Written by Magdalena Pasikowska-Schnass
‘Every society driven by hate […] ends by destroying itself’ (Lord Jonathan Sacks)
The second conference this year in the framework of Article 17 TFEU dialogue between the European Parliament and representatives of confessional, and philosophical and humanist organisations was held on 27 September 2016. Convened by EP President Martin Schulz and Antonio Tajani, Vice-President with responsibility for implementation of Article 17 TFEU, the event, which was attended by approximately 250 participants, was devoted to the future of the Jewish communities in Europe. The theme could scarcely be more topical, given the context of growing anti-Semitism, and violence against Jews in the EU, with growing numbers of Jews leaving Europe in recent years.
Vice-President Tajani’s opening speech, stressed the traditional presence of Jews in Europe, and was mirrored in President Schulz’s closing remarks on the essential contribution of Jewish communities to European culture and identity. The President’s statement that Europe has to be a better home for its Jewish citizens echoed concerns expressed by Members of the EP and representatives of the Jewish communities present at the event. The keynote speaker, Lord Jonathan Sacks (former Chief Rabbi of the United Hebrew Congregations of the Commonwealth), presented the evolution of anti-Semitism through the long history of discrimination against the Jewish community in Europe to the present day, in his speech ‘The Mutating Virus’.
Three panel discussions (on the current situation in Europe, national patterns and experiences and future perspectives) provided contributions from Jewish spiritual leaders, academics and intellectuals. The panellists analysed the alarming statistics on anti-Jewish violence, hate crimes, anti-Holocaust rhetoric and violence in the streets and on the internet. Speakers explained the mechanisms behind anti-Israeli and anti-Zionist views, which feed into extremism both on the left and right side of the political spectrum, and translate into anti-Semitism. They also spoke about the impact on Jewish children of seeing soldiers protecting their schools, kosher shops, and places of worship. As solutions, they stressed: the need to strengthen European security policy; for education on human rights and European values, and on the Jewish contribution to Europe’s development; to better integrate immigrants and refugees from areas where strong anti-Jewish sentiment prevails; the need for a common definition of anti-Semitism and anti-Zionism; and for a common framework for penal measures.

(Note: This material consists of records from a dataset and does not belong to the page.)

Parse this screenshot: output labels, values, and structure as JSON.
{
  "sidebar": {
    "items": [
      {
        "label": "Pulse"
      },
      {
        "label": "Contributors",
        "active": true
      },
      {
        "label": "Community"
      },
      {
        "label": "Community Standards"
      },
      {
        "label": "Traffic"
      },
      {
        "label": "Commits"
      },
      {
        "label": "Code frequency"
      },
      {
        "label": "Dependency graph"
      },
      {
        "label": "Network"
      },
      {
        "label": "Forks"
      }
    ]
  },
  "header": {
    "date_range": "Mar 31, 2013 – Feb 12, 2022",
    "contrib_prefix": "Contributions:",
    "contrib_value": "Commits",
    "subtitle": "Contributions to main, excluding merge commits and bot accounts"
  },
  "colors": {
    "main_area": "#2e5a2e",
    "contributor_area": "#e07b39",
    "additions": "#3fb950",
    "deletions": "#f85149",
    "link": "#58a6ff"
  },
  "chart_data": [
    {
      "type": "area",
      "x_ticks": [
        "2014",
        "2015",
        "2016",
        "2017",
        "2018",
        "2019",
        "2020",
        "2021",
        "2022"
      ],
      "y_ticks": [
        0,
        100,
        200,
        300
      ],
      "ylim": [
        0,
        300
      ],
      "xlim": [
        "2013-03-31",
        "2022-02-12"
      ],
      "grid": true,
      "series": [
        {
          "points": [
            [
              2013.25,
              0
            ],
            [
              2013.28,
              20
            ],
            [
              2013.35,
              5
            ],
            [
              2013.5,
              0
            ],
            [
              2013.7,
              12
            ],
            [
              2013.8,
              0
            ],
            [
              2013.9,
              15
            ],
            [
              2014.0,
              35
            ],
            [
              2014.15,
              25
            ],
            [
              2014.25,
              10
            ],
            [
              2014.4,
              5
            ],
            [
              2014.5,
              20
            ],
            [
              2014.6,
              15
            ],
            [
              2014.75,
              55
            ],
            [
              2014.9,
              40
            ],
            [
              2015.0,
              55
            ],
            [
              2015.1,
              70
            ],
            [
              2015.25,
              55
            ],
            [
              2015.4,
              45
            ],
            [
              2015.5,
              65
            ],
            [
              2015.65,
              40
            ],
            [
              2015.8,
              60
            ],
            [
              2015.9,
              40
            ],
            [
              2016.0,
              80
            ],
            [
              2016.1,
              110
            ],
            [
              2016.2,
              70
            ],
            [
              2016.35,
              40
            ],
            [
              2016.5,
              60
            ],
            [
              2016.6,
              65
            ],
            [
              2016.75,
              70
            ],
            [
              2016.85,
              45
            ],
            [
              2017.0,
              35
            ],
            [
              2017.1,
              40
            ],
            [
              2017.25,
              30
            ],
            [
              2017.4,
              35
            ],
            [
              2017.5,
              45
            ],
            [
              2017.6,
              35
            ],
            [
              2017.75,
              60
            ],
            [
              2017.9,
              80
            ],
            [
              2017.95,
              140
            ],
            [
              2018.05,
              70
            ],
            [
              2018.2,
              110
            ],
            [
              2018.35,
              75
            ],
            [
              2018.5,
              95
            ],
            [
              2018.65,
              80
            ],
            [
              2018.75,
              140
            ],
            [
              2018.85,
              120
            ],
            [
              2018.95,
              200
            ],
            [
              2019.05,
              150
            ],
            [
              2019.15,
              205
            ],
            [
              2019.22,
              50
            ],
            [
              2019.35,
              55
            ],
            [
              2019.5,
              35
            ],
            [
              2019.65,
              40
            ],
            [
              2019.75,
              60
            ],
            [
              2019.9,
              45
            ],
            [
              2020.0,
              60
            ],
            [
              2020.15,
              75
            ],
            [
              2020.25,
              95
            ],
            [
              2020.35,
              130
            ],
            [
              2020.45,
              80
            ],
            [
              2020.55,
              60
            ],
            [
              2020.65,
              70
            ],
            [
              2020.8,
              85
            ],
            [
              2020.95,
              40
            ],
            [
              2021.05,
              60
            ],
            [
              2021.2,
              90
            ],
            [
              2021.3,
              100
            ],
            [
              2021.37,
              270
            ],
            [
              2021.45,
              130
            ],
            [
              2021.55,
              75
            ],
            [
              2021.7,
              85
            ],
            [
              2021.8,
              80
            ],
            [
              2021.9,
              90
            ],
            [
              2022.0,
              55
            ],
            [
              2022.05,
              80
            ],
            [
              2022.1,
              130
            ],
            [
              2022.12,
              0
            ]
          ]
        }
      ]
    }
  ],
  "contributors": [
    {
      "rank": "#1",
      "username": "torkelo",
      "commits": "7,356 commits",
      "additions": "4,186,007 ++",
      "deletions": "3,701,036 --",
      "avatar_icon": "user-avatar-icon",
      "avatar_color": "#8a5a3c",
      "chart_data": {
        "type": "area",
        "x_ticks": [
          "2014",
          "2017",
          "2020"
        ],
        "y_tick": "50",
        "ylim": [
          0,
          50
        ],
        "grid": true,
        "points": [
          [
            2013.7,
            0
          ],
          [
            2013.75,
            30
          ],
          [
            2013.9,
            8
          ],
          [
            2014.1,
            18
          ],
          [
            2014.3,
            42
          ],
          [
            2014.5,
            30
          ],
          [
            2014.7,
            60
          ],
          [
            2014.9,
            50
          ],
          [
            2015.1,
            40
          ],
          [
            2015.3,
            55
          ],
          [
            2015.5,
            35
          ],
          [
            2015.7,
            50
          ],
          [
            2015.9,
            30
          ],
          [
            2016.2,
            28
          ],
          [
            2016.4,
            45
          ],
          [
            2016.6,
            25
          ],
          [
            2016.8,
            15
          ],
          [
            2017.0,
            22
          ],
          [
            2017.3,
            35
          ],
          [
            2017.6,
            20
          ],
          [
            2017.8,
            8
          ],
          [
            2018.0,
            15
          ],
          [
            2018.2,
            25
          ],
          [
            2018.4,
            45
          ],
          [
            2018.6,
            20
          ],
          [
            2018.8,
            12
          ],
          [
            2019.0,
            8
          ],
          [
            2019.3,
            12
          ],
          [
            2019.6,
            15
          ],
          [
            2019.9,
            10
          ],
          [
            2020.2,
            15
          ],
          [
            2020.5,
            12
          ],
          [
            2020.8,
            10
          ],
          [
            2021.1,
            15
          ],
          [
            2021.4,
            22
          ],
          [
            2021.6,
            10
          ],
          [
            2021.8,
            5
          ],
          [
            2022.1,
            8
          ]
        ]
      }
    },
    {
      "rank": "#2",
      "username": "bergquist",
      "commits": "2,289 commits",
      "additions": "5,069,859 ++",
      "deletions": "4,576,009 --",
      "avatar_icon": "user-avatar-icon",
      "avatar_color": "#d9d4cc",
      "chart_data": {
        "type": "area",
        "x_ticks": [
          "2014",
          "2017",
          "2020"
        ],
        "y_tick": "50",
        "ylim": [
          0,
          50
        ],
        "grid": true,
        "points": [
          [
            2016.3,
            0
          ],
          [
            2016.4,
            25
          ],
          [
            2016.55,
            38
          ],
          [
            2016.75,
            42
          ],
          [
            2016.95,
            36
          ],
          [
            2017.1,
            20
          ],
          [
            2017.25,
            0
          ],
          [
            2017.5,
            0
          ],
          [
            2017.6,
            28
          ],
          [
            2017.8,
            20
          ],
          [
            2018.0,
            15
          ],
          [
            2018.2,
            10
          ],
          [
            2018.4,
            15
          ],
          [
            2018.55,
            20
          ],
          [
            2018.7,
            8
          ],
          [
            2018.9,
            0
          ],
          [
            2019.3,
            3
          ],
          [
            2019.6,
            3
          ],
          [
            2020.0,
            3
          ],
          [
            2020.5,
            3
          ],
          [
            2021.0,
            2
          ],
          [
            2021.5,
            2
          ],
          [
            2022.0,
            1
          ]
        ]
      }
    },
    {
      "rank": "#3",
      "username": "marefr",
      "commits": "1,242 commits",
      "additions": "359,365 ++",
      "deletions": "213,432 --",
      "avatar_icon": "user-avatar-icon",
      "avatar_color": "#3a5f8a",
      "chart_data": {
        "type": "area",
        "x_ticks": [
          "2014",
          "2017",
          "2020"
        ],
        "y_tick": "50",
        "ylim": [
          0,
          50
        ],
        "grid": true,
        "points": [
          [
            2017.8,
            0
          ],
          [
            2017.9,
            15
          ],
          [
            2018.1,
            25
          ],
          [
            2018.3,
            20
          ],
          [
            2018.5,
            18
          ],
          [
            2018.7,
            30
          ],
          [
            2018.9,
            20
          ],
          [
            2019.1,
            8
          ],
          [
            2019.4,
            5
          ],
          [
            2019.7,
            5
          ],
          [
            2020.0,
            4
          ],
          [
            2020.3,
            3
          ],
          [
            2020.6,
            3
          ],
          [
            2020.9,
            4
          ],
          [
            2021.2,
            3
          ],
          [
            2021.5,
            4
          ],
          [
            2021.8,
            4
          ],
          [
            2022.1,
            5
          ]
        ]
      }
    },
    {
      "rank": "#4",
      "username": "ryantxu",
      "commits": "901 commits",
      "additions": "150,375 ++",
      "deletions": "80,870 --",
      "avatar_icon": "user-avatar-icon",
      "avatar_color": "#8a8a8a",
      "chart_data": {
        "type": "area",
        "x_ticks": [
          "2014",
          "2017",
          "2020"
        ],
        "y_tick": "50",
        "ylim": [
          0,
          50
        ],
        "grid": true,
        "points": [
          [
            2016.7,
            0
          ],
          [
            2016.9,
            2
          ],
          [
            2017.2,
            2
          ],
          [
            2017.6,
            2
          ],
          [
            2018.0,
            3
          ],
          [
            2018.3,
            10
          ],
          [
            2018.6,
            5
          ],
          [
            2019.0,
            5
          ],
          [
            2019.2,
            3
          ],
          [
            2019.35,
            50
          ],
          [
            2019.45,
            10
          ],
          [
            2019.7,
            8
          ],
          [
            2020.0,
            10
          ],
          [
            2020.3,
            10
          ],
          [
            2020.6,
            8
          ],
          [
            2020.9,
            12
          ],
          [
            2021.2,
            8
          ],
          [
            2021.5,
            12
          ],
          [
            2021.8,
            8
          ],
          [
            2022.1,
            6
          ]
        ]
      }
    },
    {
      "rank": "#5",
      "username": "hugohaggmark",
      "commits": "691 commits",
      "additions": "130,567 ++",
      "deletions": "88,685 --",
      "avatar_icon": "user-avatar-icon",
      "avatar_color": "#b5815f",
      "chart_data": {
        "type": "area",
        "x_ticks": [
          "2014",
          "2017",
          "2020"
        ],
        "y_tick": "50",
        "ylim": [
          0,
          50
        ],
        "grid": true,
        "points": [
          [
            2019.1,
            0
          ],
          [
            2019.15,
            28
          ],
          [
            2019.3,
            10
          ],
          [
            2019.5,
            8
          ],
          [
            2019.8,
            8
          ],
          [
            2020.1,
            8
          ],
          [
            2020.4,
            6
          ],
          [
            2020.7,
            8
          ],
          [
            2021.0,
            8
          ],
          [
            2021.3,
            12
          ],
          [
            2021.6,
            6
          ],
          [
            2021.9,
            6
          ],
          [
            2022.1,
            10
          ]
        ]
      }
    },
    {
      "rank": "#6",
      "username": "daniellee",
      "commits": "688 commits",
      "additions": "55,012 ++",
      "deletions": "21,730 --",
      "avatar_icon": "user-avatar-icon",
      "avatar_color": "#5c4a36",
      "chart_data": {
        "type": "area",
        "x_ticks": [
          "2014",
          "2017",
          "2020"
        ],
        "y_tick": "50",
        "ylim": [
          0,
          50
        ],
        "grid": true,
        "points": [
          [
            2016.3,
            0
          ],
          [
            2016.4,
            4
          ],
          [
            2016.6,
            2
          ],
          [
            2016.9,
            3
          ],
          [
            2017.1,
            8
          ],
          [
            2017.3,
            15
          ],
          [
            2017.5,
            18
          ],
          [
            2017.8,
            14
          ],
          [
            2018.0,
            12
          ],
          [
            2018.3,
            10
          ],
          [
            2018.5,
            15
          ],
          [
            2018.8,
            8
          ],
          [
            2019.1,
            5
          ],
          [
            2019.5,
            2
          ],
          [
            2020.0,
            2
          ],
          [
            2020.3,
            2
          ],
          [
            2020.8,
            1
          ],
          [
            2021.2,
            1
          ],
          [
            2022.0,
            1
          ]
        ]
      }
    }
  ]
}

The final speaker, the prominent French philosopher Bernard-Henri Levy, sounded a more optimistic note, stressing the differences between the Europe of the 1930s and now. Despite certain similarities in the political context, characterised by successive crises, growing populism, anti-Semitism, and terrorism, Mr Levy underlined the common position among political figures in Europe, who strongly condemn the violence and discrimination against Jewish communities in Europe. Conscious that anti-Semitism will never stop or disappear, he stated that the way forward is for the Jewish communities to be strong and proud of their contribution to European culture, science and history, and to affirm their place in Europe.